While 2020 was a raging dumpster fire for most of the world, software and digitalisation actually benefited somewhat from the rapid switch to virtual work. I watched as many software developers kickstarted their careers and took up new development skills. Adding new languages and skills to your stack will not only make you a better frontend developer but it'll also make you more desirable to future employers.
So you've been warned, not many devs are satisfied with Angular — consider this before you move into the space. If you are going to be working with a framework day in and day out it'll be a whole lot better if you actually enjoy the process. I'll say one good thing about Angular though, the framework is maintained by a team at Google. That means they can implement updates faster, and with such a big name backing it, you can be sure it'll be around for a while.
If you are considering adding Vue.js to your stack, I suggest you match it with another popular framework since its syntax features will help make an easier transition. Some positives about Vue.js: it has the bonus of being a very lightweight framework in terms of size and it tends to have faster updates in the browser.
4. Svelte (Honorary Mention)
The catch, well Svelte is only two years old which means there aren't that many developers using the framework. So fewer job opportunities at this point in time. But since we expect it to grow — keep an eye on it in the coming years.
The best way to learn anything is to get dive in and just start using it wherever you can. Alongside that, I suggest you run through some courses to guide you in your learning journey. There's a bunch of courses out there, so find something that suits you! If you don't know where to start I'll run through some of my favourite ones below, some are paid some are free. If you're new to software development stick with the free ones but if you already have a job — check out the paid ones, most likely your company will shoulder the costs!
Brian Holt's course is a great one stop shop for React beginners. He has a great React course which he keeps up to date and relevant — it's through the Frontend Masters platform. Brian is a developer experience manager at Stripe, so heaps of experience. Basically in his course, you follow him along as he builds an application step by step. He also guides you through the build process and all the React features so you'll leave with a great foundation.
Likewise for Angular, Lukas Ruebbelke provides a great course to keep you sharp in your Angular skills. Lukas is a Principal Engineer at Venmo and a published author.
For those wanting to learn Vue.js, Sarah Drasner leads the VueJs course on Frontend Masters. The course introduces the fundamentals and provides some great comparisons with Angular and React, so if you are coming from that background you'll be up to speed in no time!
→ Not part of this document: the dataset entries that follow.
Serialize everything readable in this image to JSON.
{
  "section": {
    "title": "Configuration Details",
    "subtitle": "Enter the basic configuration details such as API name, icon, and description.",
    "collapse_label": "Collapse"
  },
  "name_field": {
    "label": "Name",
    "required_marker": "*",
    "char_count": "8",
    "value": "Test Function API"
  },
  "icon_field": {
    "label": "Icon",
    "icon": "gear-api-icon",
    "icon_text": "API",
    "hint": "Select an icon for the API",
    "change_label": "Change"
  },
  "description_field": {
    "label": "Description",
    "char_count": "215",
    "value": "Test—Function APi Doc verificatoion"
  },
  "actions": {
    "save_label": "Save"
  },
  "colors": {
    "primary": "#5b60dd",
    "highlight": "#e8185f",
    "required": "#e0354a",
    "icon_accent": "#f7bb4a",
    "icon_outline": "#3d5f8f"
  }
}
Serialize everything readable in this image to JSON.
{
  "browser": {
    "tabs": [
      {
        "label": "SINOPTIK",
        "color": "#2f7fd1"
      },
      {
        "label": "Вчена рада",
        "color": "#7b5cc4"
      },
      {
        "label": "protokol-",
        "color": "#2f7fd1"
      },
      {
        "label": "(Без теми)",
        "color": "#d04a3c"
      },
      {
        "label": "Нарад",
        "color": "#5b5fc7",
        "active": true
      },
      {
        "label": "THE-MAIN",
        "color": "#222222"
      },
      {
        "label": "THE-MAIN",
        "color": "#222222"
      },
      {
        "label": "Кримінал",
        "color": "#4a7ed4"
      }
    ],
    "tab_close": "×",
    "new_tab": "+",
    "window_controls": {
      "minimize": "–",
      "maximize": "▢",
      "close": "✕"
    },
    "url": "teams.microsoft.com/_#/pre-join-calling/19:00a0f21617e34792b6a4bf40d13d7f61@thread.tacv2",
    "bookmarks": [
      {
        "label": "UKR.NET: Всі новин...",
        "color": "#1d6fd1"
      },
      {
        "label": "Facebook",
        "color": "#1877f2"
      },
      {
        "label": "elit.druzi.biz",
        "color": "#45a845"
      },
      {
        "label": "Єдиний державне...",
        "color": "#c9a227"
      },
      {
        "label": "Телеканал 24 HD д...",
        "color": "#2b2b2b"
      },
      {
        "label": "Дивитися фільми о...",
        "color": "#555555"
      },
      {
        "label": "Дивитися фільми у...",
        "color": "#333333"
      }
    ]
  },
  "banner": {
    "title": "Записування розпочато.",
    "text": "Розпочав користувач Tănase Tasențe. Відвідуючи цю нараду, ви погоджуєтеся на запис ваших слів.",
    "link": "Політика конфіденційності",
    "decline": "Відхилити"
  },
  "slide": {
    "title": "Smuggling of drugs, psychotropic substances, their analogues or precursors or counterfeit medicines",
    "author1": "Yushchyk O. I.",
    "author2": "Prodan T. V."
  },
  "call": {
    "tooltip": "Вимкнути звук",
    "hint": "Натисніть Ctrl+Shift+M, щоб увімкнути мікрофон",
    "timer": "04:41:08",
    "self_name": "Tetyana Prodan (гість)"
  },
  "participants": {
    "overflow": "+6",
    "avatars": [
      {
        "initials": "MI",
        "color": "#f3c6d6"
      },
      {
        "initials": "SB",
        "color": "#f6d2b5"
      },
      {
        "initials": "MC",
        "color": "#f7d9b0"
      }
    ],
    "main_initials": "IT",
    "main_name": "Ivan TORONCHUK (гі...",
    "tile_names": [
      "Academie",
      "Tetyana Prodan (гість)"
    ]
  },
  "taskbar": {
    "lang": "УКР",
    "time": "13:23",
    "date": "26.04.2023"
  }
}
Full disclosure, I haven't taken Sarah Drasner’s and Lukas Ruebbelke’s course in their respective technologies, but having taken multiple React courses from Brian Holt and plenty of other frontend courses on Frontend Masters, I have strong confidence that they are great courses for someone looking to expand their skill set in one of these frontend frameworks. They are also widely recommended by the community!
A good project to try on your own is a Tic-Tac-Toe style game that allows you to take turns against another player and perhaps keep track of scores over time. Don’t be afraid to experiment here and try different things. Here are a few different free resources to try so you can kickstart your learning journey.
Create React App for starting a react project from scratch
Best Libraries to Pair your Frontend Knowledge with
The beauty of software development and the internet is that many problems have been solved before, and improved over many iterations. Don’t reinvent the wheel! There are plenty of great libraries out there — use them for your project!
Provides a consistent means of communicating with different API services. Axios works great because it can be used on a frontend code base and backend codebase, making it a “kill two birds with one stone” library. Finally, Axios doesn’t rely on specific browser functionality, as the popular fetch function does, so it is a more reliable function to use.
Which User Interface should you use?
No website can be a website without some sort of user interface. Yes, building a User Interface from scratch is a pain in the ass, it's time-consuming, tedious and doesn't really provide a great return. I suggest you save some hassle and pick a UI to match your chosen frontend framework(s). Here are some of the popular ones:
MaterialUI — a personal favourite, I’ve used it on many different projects and it is a very well thought out and highly supported library. I highly recommend this to someone looking to build a new project without the overhead of designing custom UI components.
AntDesign — a good alternative to MaterialUI, not as popular but still a clean-looking and well-supported UI library.
Hope you enjoyed reading 🙏